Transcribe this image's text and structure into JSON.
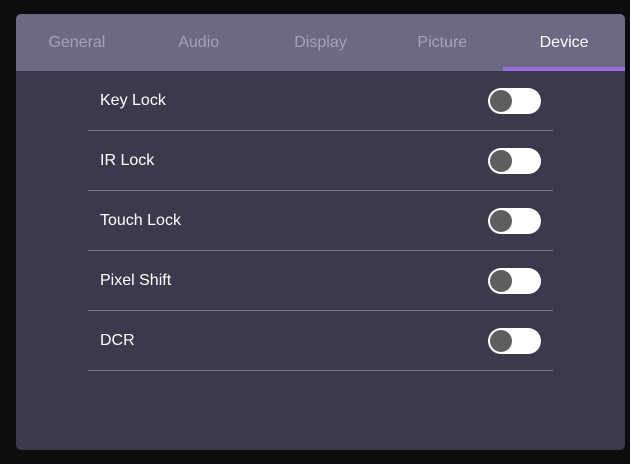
{
  "tabs": [
    {
      "label": "General",
      "active": false
    },
    {
      "label": "Audio",
      "active": false
    },
    {
      "label": "Display",
      "active": false
    },
    {
      "label": "Picture",
      "active": false
    },
    {
      "label": "Device",
      "active": true
    }
  ],
  "settings": [
    {
      "label": "Key Lock",
      "enabled": false
    },
    {
      "label": "IR Lock",
      "enabled": false
    },
    {
      "label": "Touch Lock",
      "enabled": false
    },
    {
      "label": "Pixel Shift",
      "enabled": false
    },
    {
      "label": "DCR",
      "enabled": false
    }
  ],
  "colors": {
    "panel_background": "#3d384b",
    "tab_bar": "#6d6883",
    "accent": "#9b6ee0",
    "toggle_track_off": "#ffffff",
    "toggle_knob_off": "#5e5e60"
  }
}
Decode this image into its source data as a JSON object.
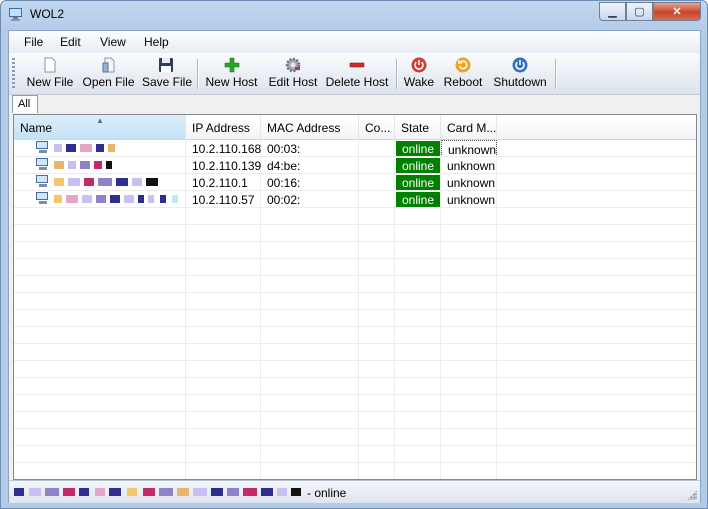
{
  "window": {
    "title": "WOL2"
  },
  "menu": [
    "File",
    "Edit",
    "View",
    "Help"
  ],
  "toolbar": {
    "new_file": "New File",
    "open_file": "Open File",
    "save_file": "Save File",
    "new_host": "New Host",
    "edit_host": "Edit Host",
    "delete_host": "Delete Host",
    "wake": "Wake",
    "reboot": "Reboot",
    "shutdown": "Shutdown"
  },
  "icons": {
    "app": "computer-icon",
    "new_file": "blank-page-icon",
    "open_file": "open-document-icon",
    "save_file": "floppy-disk-icon",
    "new_host": "green-plus-icon",
    "edit_host": "gear-icon",
    "delete_host": "red-minus-icon",
    "wake": "red-power-icon",
    "reboot": "orange-refresh-icon",
    "shutdown": "blue-power-icon"
  },
  "tabs": [
    "All"
  ],
  "table": {
    "columns": [
      "Name",
      "IP Address",
      "MAC Address",
      "Co...",
      "State",
      "Card M..."
    ],
    "rows": [
      {
        "ip": "10.2.110.168",
        "mac": "00:03:",
        "state": "online",
        "card": "unknown"
      },
      {
        "ip": "10.2.110.139",
        "mac": "d4:be:",
        "state": "online",
        "card": "unknown"
      },
      {
        "ip": "10.2.110.1",
        "mac": "00:16:",
        "state": "online",
        "card": "unknown"
      },
      {
        "ip": "10.2.110.57",
        "mac": "00:02:",
        "state": "online",
        "card": "unknown"
      }
    ]
  },
  "status": {
    "text": "- online"
  },
  "colors": {
    "online_bg": "#008000",
    "selection_header": "#c5e1f5"
  }
}
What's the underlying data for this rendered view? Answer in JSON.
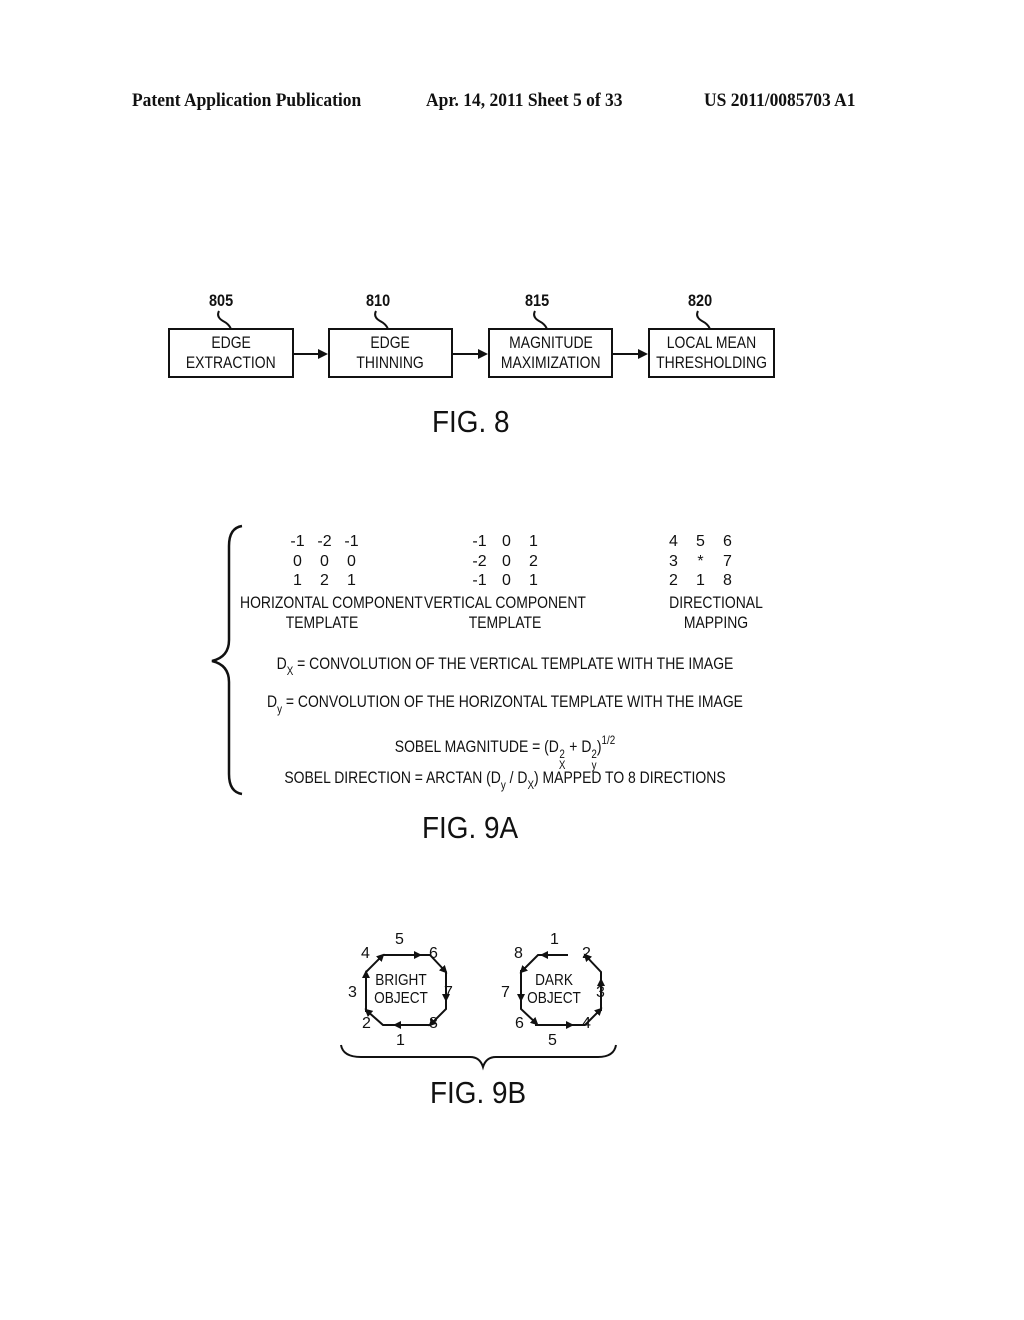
{
  "header": {
    "publication": "Patent Application Publication",
    "date_sheet": "Apr. 14, 2011  Sheet 5 of 33",
    "number": "US 2011/0085703 A1"
  },
  "fig8": {
    "label": "FIG. 8",
    "blocks": [
      {
        "ref": "805",
        "line1": "EDGE",
        "line2": "EXTRACTION"
      },
      {
        "ref": "810",
        "line1": "EDGE",
        "line2": "THINNING"
      },
      {
        "ref": "815",
        "line1": "MAGNITUDE",
        "line2": "MAXIMIZATION"
      },
      {
        "ref": "820",
        "line1": "LOCAL MEAN",
        "line2": "THRESHOLDING"
      }
    ]
  },
  "fig9a": {
    "label": "FIG. 9A",
    "horizontal_template": {
      "rows": [
        [
          "-1",
          "-2",
          "-1"
        ],
        [
          "0",
          "0",
          "0"
        ],
        [
          "1",
          "2",
          "1"
        ]
      ],
      "caption1": "HORIZONTAL COMPONENT",
      "caption2": "TEMPLATE"
    },
    "vertical_template": {
      "rows": [
        [
          "-1",
          "0",
          "1"
        ],
        [
          "-2",
          "0",
          "2"
        ],
        [
          "-1",
          "0",
          "1"
        ]
      ],
      "caption1": "VERTICAL COMPONENT",
      "caption2": "TEMPLATE"
    },
    "directional_mapping": {
      "rows": [
        [
          "4",
          "5",
          "6"
        ],
        [
          "3",
          "*",
          "7"
        ],
        [
          "2",
          "1",
          "8"
        ]
      ],
      "caption1": "DIRECTIONAL",
      "caption2": "MAPPING"
    },
    "equations": {
      "dx": {
        "lhs": "D",
        "lhs_sub": "X",
        "rhs": " = CONVOLUTION OF THE VERTICAL TEMPLATE WITH THE IMAGE"
      },
      "dy": {
        "lhs": "D",
        "lhs_sub": "y",
        "rhs": " = CONVOLUTION OF THE HORIZONTAL TEMPLATE WITH THE IMAGE"
      },
      "magnitude": {
        "prefix": "SOBEL MAGNITUDE = (D",
        "sq1": "2",
        "sub1": "X",
        "mid": " + D",
        "sq2": "2",
        "sub2": "y",
        "close": ")",
        "exp": "1/2"
      },
      "direction": {
        "prefix": "SOBEL DIRECTION = ARCTAN (D",
        "sub1": "y",
        "mid": " / D",
        "sub2": "X",
        "suffix": ") MAPPED TO 8 DIRECTIONS"
      }
    }
  },
  "fig9b": {
    "label": "FIG. 9B",
    "bright": {
      "line1": "BRIGHT",
      "line2": "OBJECT",
      "dirs": {
        "top": "5",
        "top_right": "6",
        "right": "7",
        "bottom_right": "8",
        "bottom": "1",
        "bottom_left": "2",
        "left": "3",
        "top_left": "4"
      }
    },
    "dark": {
      "line1": "DARK",
      "line2": "OBJECT",
      "dirs": {
        "top": "1",
        "top_right": "2",
        "right": "3",
        "bottom_right": "4",
        "bottom": "5",
        "bottom_left": "6",
        "left": "7",
        "top_left": "8"
      }
    }
  }
}
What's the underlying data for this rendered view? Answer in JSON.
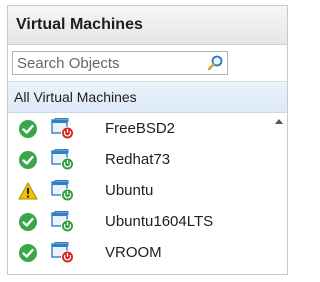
{
  "panel": {
    "title": "Virtual Machines"
  },
  "search": {
    "placeholder": "Search Objects",
    "icon": "search-icon"
  },
  "group": {
    "label": "All Virtual Machines"
  },
  "colors": {
    "ok": "#3aa64a",
    "warning": "#f2c200",
    "vm_blue": "#2f7fc8",
    "down_red": "#d9261c",
    "up_green": "#2e9e3f"
  },
  "vms": [
    {
      "name": "FreeBSD2",
      "health": "ok",
      "power": "off"
    },
    {
      "name": "Redhat73",
      "health": "ok",
      "power": "on"
    },
    {
      "name": "Ubuntu",
      "health": "warning",
      "power": "on"
    },
    {
      "name": "Ubuntu1604LTS",
      "health": "ok",
      "power": "on"
    },
    {
      "name": "VROOM",
      "health": "ok",
      "power": "off"
    }
  ]
}
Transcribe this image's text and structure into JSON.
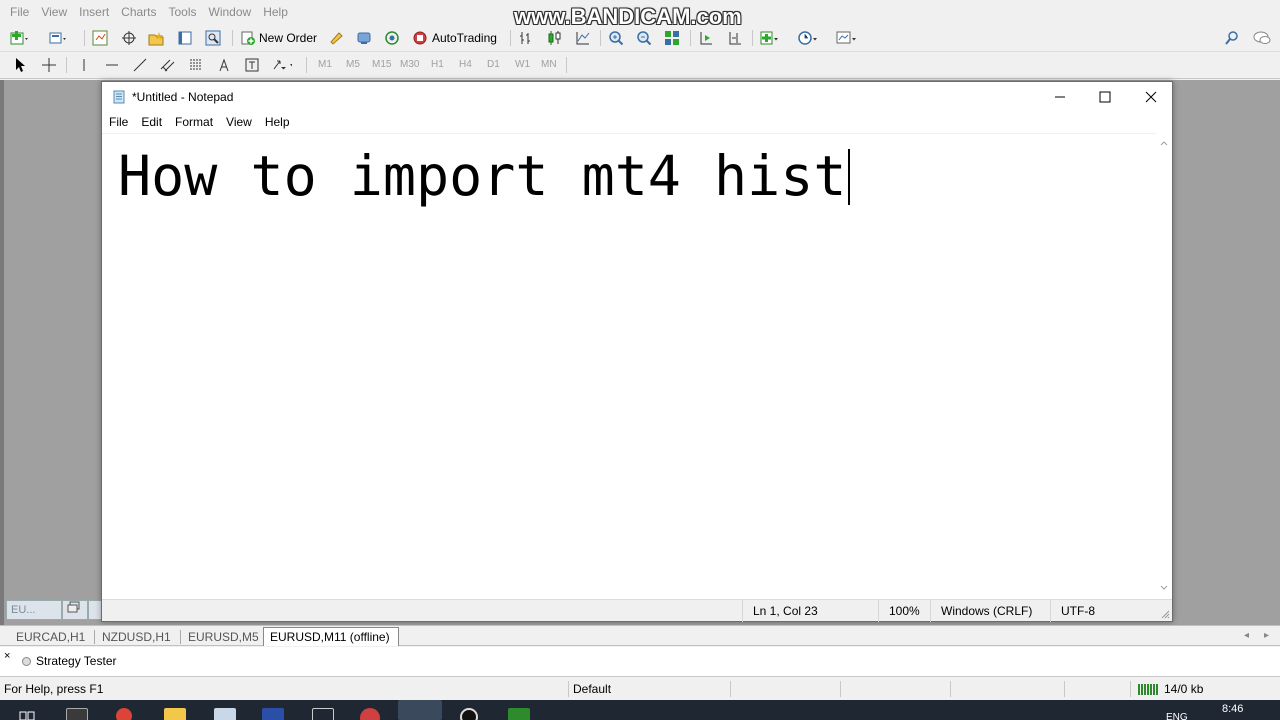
{
  "mt_menu": [
    "File",
    "View",
    "Insert",
    "Charts",
    "Tools",
    "Window",
    "Help"
  ],
  "watermark": "www.BANDICAM.com",
  "toolbar": {
    "new_order_label": "New Order",
    "autotrading_label": "AutoTrading"
  },
  "timeframes": [
    "M1",
    "M5",
    "M15",
    "M30",
    "H1",
    "H4",
    "D1",
    "W1",
    "MN"
  ],
  "mini_tab_label": "EU...",
  "notepad": {
    "title": "*Untitled - Notepad",
    "menu": [
      "File",
      "Edit",
      "Format",
      "View",
      "Help"
    ],
    "text": "How to import mt4 hist",
    "status": {
      "position": "Ln 1, Col 23",
      "zoom": "100%",
      "line_ending": "Windows (CRLF)",
      "encoding": "UTF-8"
    }
  },
  "chart_tabs": [
    {
      "label": "EURCAD,H1",
      "active": false
    },
    {
      "label": "NZDUSD,H1",
      "active": false
    },
    {
      "label": "EURUSD,M5",
      "active": false
    },
    {
      "label": "EURUSD,M11 (offline)",
      "active": true
    }
  ],
  "terminal": {
    "close_symbol": "×",
    "tab_label": "Strategy Tester"
  },
  "mt_status": {
    "help": "For Help, press F1",
    "profile": "Default",
    "traffic": "14/0 kb"
  },
  "taskbar": {
    "clock": "8:46",
    "lang": "ENG"
  },
  "colors": {
    "workspace": "#a0a0a0",
    "taskbar": "#1f2733",
    "notepad_bg": "#ffffff"
  }
}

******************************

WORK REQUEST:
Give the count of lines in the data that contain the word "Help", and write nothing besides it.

RESPONSE TO THIS EXERCISE:
4